Then I used the select tool to draw my square. My calculations were a little off and I had to add another box to the width to make things look right. That's fine, as long as the final square really is a square :)


Then I used the crop tool to crop out the rest of the picture:


Now I had a picture that should be the right proportions, but I needed to resize it to actually be 2" by 2". It would be really nice if Paint allowed you to resize to a specific size in inches, but unfortunately, it only lets you resize by pixels or percentage. So, I choose a percentage that I knew would get me close to 2" by 2", but would still be a little larger. Then I started resizing one pixel at a time until I get to exactly 2" by 2":


The final pictures for my kids:

Passport2 IMG_4393_edited

Step 7 (optional): Create two copies of the photo
You'll need to have two copies of the same photo, so to save paper when printing, you may want to create an image that has the two copies side-by-side. To do this in Paint:

  1. Press Ctrl-A to select the entire picture.
  2. Press Ctrl-C to copy it to the clipboard.
  3. Go to File | New to create a new blank image.
  4. Go to File | Properties and enter the size that you want the new image to be. I knew I'd be printing on 4" x 6" photo paper, so I used that as the size for the new image.
  5. Press Ctrl-V to paste the picture into the new image.
  6. Press Ctrl-V again. This will paste another copy of the picture. It will be directly over the first copy at first, but you can drag and drop it to somewhere else in the new image.
  7. Save the new image.

Step 8: Print
I printed a low-resolution copy on regular printer paper first, then got out a measuring tape and made sure that all the sizing was accurate.

Then I printed the final version on photo paper. You can find this at just about any store that sells printer paper. I even saw some in the check-out aisle at Dollar Tree a few days ago!

UPDATED January 2012: For Noob's passport photo, I printed myself, and it was accepted just fine. For our Chinese visas, our visa processing service recommended not using printed-at-home photos.
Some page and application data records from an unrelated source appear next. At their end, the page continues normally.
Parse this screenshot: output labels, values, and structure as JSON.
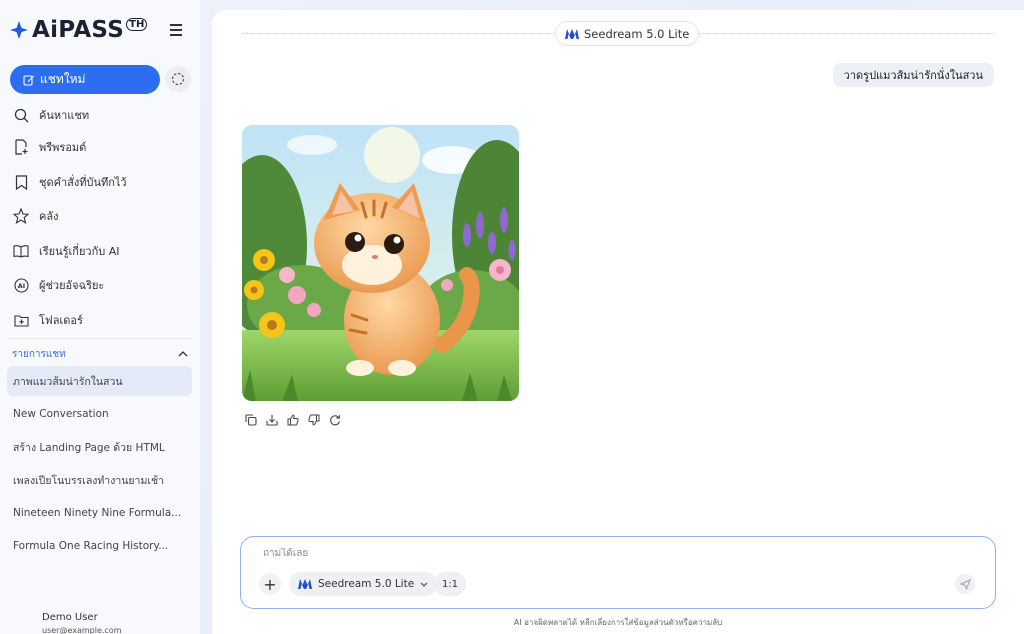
{
  "brand": {
    "name": "AiPASS",
    "mark": "TH"
  },
  "sidebar": {
    "new_chat_label": "แชทใหม่",
    "menu": [
      {
        "label": "ค้นหาแชท",
        "icon": "search-icon"
      },
      {
        "label": "พรีพรอมต์",
        "icon": "document-plus-icon"
      },
      {
        "label": "ชุดคำสั่งที่บันทึกไว้",
        "icon": "bookmark-icon"
      },
      {
        "label": "คลัง",
        "icon": "star-icon"
      },
      {
        "label": "เรียนรู้เกี่ยวกับ AI",
        "icon": "book-icon"
      },
      {
        "label": "ผู้ช่วยอัจฉริยะ",
        "icon": "ai-badge-icon"
      },
      {
        "label": "โฟลเดอร์",
        "icon": "folder-icon"
      }
    ],
    "section_title": "รายการแชท",
    "chats": [
      "ภาพแมวส้มน่ารักในสวน",
      "New Conversation",
      "สร้าง Landing Page ด้วย HTML",
      "เพลงเปียโนบรรเลงทำงานยามเช้า",
      "Nineteen Ninety Nine Formula...",
      "Formula One Racing History..."
    ],
    "user": {
      "name": "Demo User",
      "email": "user@example.com"
    }
  },
  "main": {
    "model_name": "Seedream 5.0 Lite",
    "user_message": "วาดรูปแมวส้มน่ารักนั่งในสวน",
    "composer": {
      "placeholder": "ถามได้เลย",
      "model_select": "Seedream 5.0 Lite",
      "ratio": "1:1"
    },
    "disclaimer": "AI อาจผิดพลาดได้ หลีกเลี่ยงการใส่ข้อมูลส่วนตัวหรือความลับ"
  },
  "colors": {
    "accent": "#2d6ef0",
    "section": "#3a6ee8",
    "model_logo": "#1f4fd6"
  }
}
Since we were in a bit of a time crunch to get the visas, I didn't want to do anything that might put us at risk of rejection. So I "splurged," and sent the images to Walgreens for printing. Normal price for this is about 20 cents a print, but there are always coupon codes floating around online that will give you a significant discount. I ended up paying a whopping 38 cents total, to print all four of our passport photos. Not bad at all.

And that's it! It does take some time fiddling around to get the sizing right [UPDATED January 2012: a lot less time if you use ePassportPhoto!], but for my kids, at this age, it was worth it to avoid the trauma of attempting to get a professional picture done.